Monday, November 10, 2008

The Warren Buffett Way: Chp 5 Part 3: Permanent Holdings

The Coca-Cola Company:

Coca-Cola's business is easily understood. The company takes in raw materials such as water and sugar (among other ingredients) and produces drink concentrate, soft drink syrups and carbonated beverages. The company has a long track record of dominant market presence as well as profitability. The Coca-Cola company sold their first soft drink product in the United States in 1886. The company has an incredibly strong brand name with an impressive worldwide distribution network.

Leadership of Coca-Cola was generally considered to be of poor quality during the 1970's. During this period, management made several questionable investments using shareholders' retained earnings. The questionable investments were made in projects with slim profit margins and included ventures such as investing in a shrimp farm. Despite the lack of effective management, the company was still profitable.

However, in the 1980's, there was a change of leadership with Roberto Goizueta and Donald Keough, both of whom brought in dramatic positive change at the company. They focused on improving the company's operating performance (cost-cutting was one aspect) and on improving shareholder returns. The effectiveness of this management team did not go unnoticed by Warren Buffett.

Under the new leadership, there was a renewed focus on investing in the core business, optimizing returns on equity and empowering management to be proactive rather than reactionary. In 1980, the return on equity of the company was around 20%. In 1988, under the new leadership, Coca-Cola's return on equity had increased dramatically to 31.8%. From 1980 to 1988, $1 of retained earnings resulted in the creation of $4.66 of market share.

The renewed core operating focus at Coca-Cola resulted in significant growth of net cash flow. The cash flow was put to use by initiating the first ever stock buyback program in 1984, increasing shareholder dividends and reinvesting in the business. Since 1984, the company has bought back 25% of their shares.

In 1988, the time when Buffett made his investment in Coca-Cola, the company had a price to earning ratio of 15 times and a price to book ratio of 5 times. On the surface, this didn't seem to be a value play, but as Buffett has said, the value of a company has nothing to do with price and everything to do with what the expected future discounted cash flows will be during the life of the business.

In 1988, Coca-Cola produced owner earnings of $828 million at a time when the long term U.S treasury rate yield was around 9%. Coca-Cola grew owner earnings at a annual rate of 17.8% between 1981 to 1988.

Using the Coca-Cola's 1988 owner earnings, the 9% treasury yield as a cash flow discount and a growth assumption for owner earnings of 10% for 10 years followed by 5% thereafter, results in a value for the company of $32.5 billion.
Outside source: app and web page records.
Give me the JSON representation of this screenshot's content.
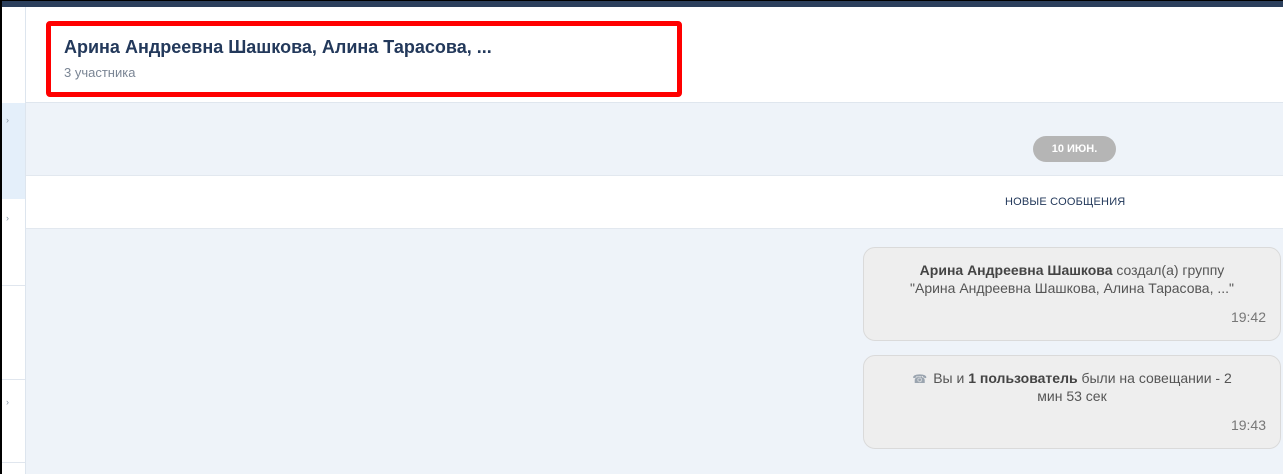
{
  "header": {
    "title": "Арина Андреевна Шашкова, Алина Тарасова, ...",
    "subtitle": "3 участника"
  },
  "chat": {
    "date_label": "10 ИЮН.",
    "new_messages_label": "НОВЫЕ СООБЩЕНИЯ",
    "messages": [
      {
        "author": "Арина Андреевна Шашкова",
        "action": "создал(а) группу",
        "group_name": "\"Арина Андреевна Шашкова, Алина Тарасова, ...\"",
        "time": "19:42"
      },
      {
        "icon": "phone-icon",
        "prefix": "Вы и",
        "participants": "1 пользователь",
        "suffix": "были на совещании - 2",
        "duration_line": "мин 53 сек",
        "time": "19:43"
      }
    ]
  },
  "colors": {
    "highlight_border": "#ff0000",
    "title_text": "#23395b",
    "background": "#eef3f9",
    "date_pill": "#b5b5b5"
  }
}
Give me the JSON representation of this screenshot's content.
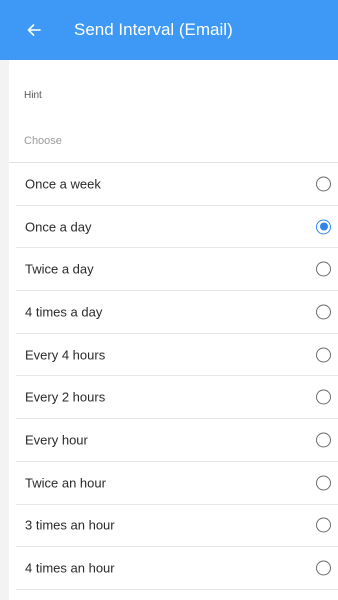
{
  "header": {
    "back_icon": "arrow-left-icon",
    "title": "Send Interval (Email)",
    "background_color": "#3d99f5"
  },
  "hint": {
    "label": "Hint",
    "choose": "Choose"
  },
  "options": {
    "selected_index": 1,
    "accent_color": "#2f86e8",
    "items": [
      {
        "label": "Once a week",
        "selected": false
      },
      {
        "label": "Once a day",
        "selected": true
      },
      {
        "label": "Twice a day",
        "selected": false
      },
      {
        "label": "4 times a day",
        "selected": false
      },
      {
        "label": "Every 4 hours",
        "selected": false
      },
      {
        "label": "Every 2 hours",
        "selected": false
      },
      {
        "label": "Every hour",
        "selected": false
      },
      {
        "label": "Twice an hour",
        "selected": false
      },
      {
        "label": "3 times an hour",
        "selected": false
      },
      {
        "label": "4 times an hour",
        "selected": false
      }
    ]
  }
}
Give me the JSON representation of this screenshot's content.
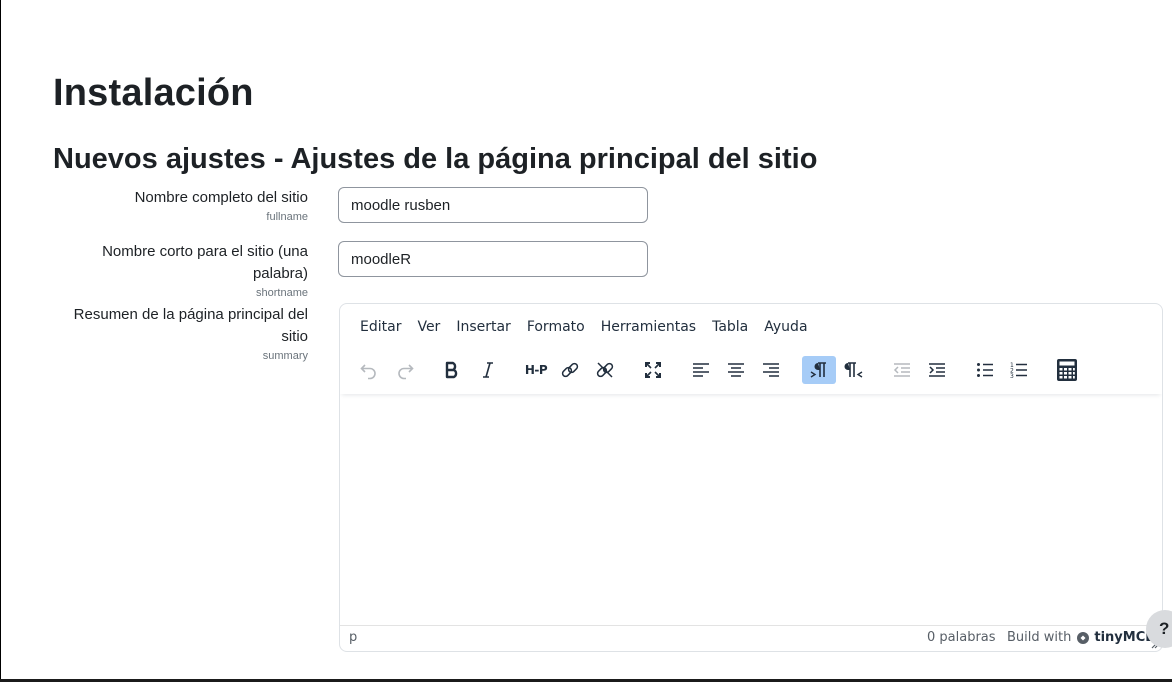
{
  "page": {
    "title": "Instalación",
    "section_title": "Nuevos ajustes - Ajustes de la página principal del sitio"
  },
  "fields": {
    "fullname": {
      "label": "Nombre completo del sitio",
      "name": "fullname",
      "value": "moodle rusben"
    },
    "shortname": {
      "label": "Nombre corto para el sitio (una palabra)",
      "name": "shortname",
      "value": "moodleR"
    },
    "summary": {
      "label": "Resumen de la página principal del sitio",
      "name": "summary"
    }
  },
  "editor": {
    "menu": [
      "Editar",
      "Ver",
      "Insertar",
      "Formato",
      "Herramientas",
      "Tabla",
      "Ayuda"
    ],
    "toolbar_icons": [
      "undo-icon",
      "redo-icon",
      "bold-icon",
      "italic-icon",
      "h5p-icon",
      "link-icon",
      "unlink-icon",
      "fullscreen-icon",
      "align-left-icon",
      "align-center-icon",
      "align-right-icon",
      "ltr-icon",
      "rtl-icon",
      "outdent-icon",
      "indent-icon",
      "bullet-list-icon",
      "numbered-list-icon",
      "calculator-icon"
    ],
    "h5p_label": "H-P",
    "active_button": "ltr-icon",
    "active_color": "#a6ccf7",
    "status_path": "p",
    "word_count": "0 palabras",
    "build_with": "Build with",
    "brand": "tinyMCE"
  },
  "help_button_label": "?"
}
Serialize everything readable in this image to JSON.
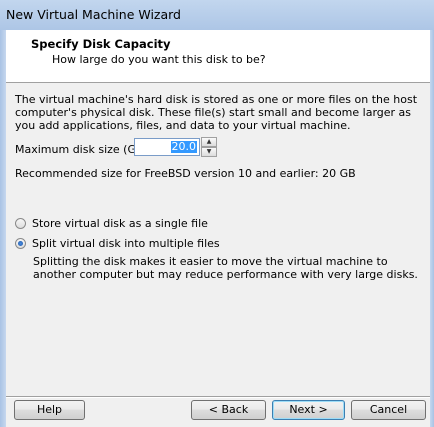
{
  "window": {
    "title": "New Virtual Machine Wizard"
  },
  "header": {
    "title": "Specify Disk Capacity",
    "subtitle": "How large do you want this disk to be?"
  },
  "body": {
    "description": "The virtual machine's hard disk is stored as one or more files on the host computer's physical disk. These file(s) start small and become larger as you add applications, files, and data to your virtual machine.",
    "max_size_label": "Maximum disk size (GB):",
    "max_size_value": "20.0",
    "recommended": "Recommended size for FreeBSD version 10 and earlier: 20 GB",
    "options": [
      {
        "label": "Store virtual disk as a single file",
        "selected": false
      },
      {
        "label": "Split virtual disk into multiple files",
        "selected": true
      }
    ],
    "split_description": "Splitting the disk makes it easier to move the virtual machine to another computer but may reduce performance with very large disks."
  },
  "buttons": {
    "help": "Help",
    "back": "< Back",
    "next": "Next >",
    "cancel": "Cancel"
  },
  "icons": {
    "spin_up": "spin-up-arrow-icon",
    "spin_down": "spin-down-arrow-icon"
  }
}
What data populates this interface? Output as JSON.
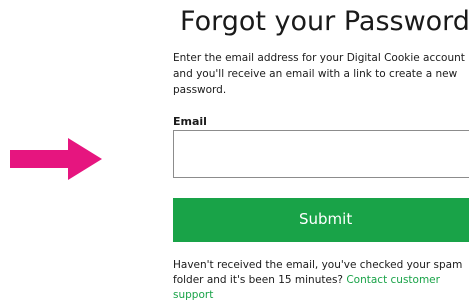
{
  "page": {
    "title": "Forgot your Password?",
    "description": "Enter the email address for your Digital Cookie account and you'll receive an email with a link to create a new password."
  },
  "form": {
    "email_label": "Email",
    "email_value": "",
    "submit_label": "Submit"
  },
  "help": {
    "text": "Haven't received the email, you've checked your spam folder and it's been 15 minutes? ",
    "link_label": "Contact customer support"
  },
  "annotation": {
    "arrow_icon": "right-arrow-icon",
    "arrow_color": "#e6157f"
  },
  "colors": {
    "accent": "#19a348",
    "text": "#1a1a1a",
    "input_border": "#8c8c8c"
  }
}
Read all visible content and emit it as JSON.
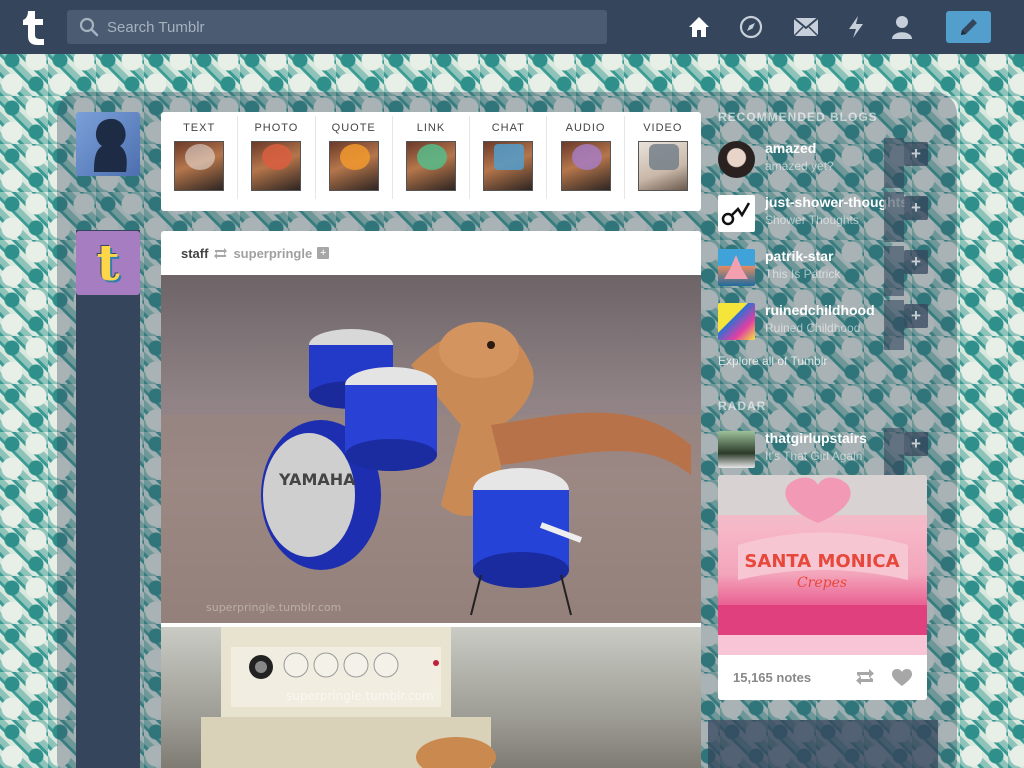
{
  "header": {
    "search_placeholder": "Search Tumblr",
    "nav": [
      "home-icon",
      "explore-icon",
      "inbox-icon",
      "activity-icon",
      "account-icon"
    ],
    "compose": "pencil-icon"
  },
  "post_types": [
    {
      "label": "TEXT",
      "color": "#ffffff"
    },
    {
      "label": "PHOTO",
      "color": "#d95e40"
    },
    {
      "label": "QUOTE",
      "color": "#f2992e"
    },
    {
      "label": "LINK",
      "color": "#56bc8a"
    },
    {
      "label": "CHAT",
      "color": "#529ecc"
    },
    {
      "label": "AUDIO",
      "color": "#a77dc2"
    },
    {
      "label": "VIDEO",
      "color": "#748089"
    }
  ],
  "post": {
    "author": "staff",
    "source": "superpringle",
    "watermark1": "superpringle.tumblr.com",
    "watermark2": "superpringle.tumblr.com"
  },
  "sidebar": {
    "recommended_title": "RECOMMENDED BLOGS",
    "blogs": [
      {
        "name": "amazed",
        "subtitle": "amazed yet?"
      },
      {
        "name": "just-shower-thoughts",
        "subtitle": "Shower Thoughts"
      },
      {
        "name": "patrik-star",
        "subtitle": "This Is Patrick"
      },
      {
        "name": "ruinedchildhood",
        "subtitle": "Ruined Childhood"
      }
    ],
    "explore_link": "Explore all of Tumblr",
    "radar_title": "RADAR",
    "radar": {
      "name": "thatgirlupstairs",
      "subtitle": "It's That Girl Again",
      "notes": "15,165 notes",
      "sign_text": "SANTA MONICA",
      "sign_sub": "Crepes"
    }
  }
}
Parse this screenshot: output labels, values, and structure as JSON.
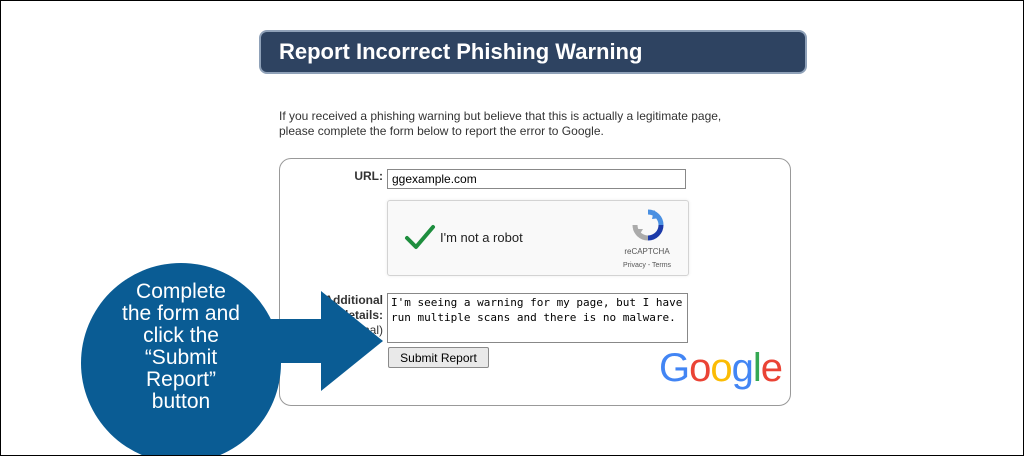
{
  "title": "Report Incorrect Phishing Warning",
  "intro": {
    "line1": "If you received a phishing warning but believe that this is actually a legitimate page,",
    "line2": "please complete the form below to report the error to Google."
  },
  "form": {
    "url_label": "URL:",
    "url_value": "ggexample.com",
    "captcha": {
      "label": "I'm not a robot",
      "brand": "reCAPTCHA",
      "links": "Privacy - Terms"
    },
    "details_label_bold1": "Additional",
    "details_label_bold2": "details:",
    "details_label_optional": "(Optional)",
    "details_value": "I'm seeing a warning for my page, but I have run multiple scans and there is no malware.",
    "submit_label": "Submit Report",
    "google_logo": "Google"
  },
  "callout": {
    "lines": [
      "Complete",
      "the form and",
      "click the",
      "“Submit",
      "Report”",
      "button"
    ],
    "color": "#0a5c94"
  },
  "colors": {
    "title_bg": "#2e4361",
    "check_green": "#1e8e3e",
    "google_blue": "#4285F4",
    "google_red": "#EA4335",
    "google_yellow": "#FBBC05",
    "google_green": "#34A853"
  }
}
At the time Buffett purchased Coca-Cola in 1988, the market cap of the company was just $14.8 billion.

According to Buffett, "the best business to own, is one that over time can employ large amounts of capital at very high rates of return". This fits the description of the Coca-Cola Company.


Anonymous said...

“In business, I look for economic castles protected by unbreachable ‘moats’.”
-Warren Buffett

The economic moat (competitive advantage) that currently surrounds Coca-Cola is its strong brand name and the buying loyalty of the Baby Boomers. Remember the fiasco with "New Coke" and how "Coca-Cola Classic" had to be created to fix it.

Generation X treats soft drinks more as a commodity and is not as brand loyal as the Baby Boomers. But this is ok because they are a much smaller group than the Baby Boomers. Therefore, Coca-Cola still dominates today in the "cola wars."

However, Buffett pays careful attention to “what the economics of the industry will be 10 years down the road, and who will be making the money at that point.”

Within ten years, Generation Y will be the dominate group purchasing soft drinks. Generation Y is even less brand loyal than Generation X. The commoditization of the soft drink market will destroy Coca-Cola's economic moat, which will cause their earning yields to fall to levels near their competition.

Anonymous said...

By the way, both my wife and myself are Baby Boomers. We are both Coca-Cola product drinkers. We both boycotted "New Coke" when it came out. I switched to Royal Crown Cola and my wife to Pepsi. When the Classic Coke came out, we switched back to Coca-Cola.

Our three children are all Generation Y. They can care less about what brand of soda they drink. When I asked them, they said that their friends are all the same way.

I know that this is just anecdotal evidence, but there are numerous trade studies showing Generation Y's buying habits are very low in brand loyal.

Reyer Barel said...

Your comments are appreciated. It's very interesting to think about the future consequences on existing brand-name companies with a grown-up Generation Y.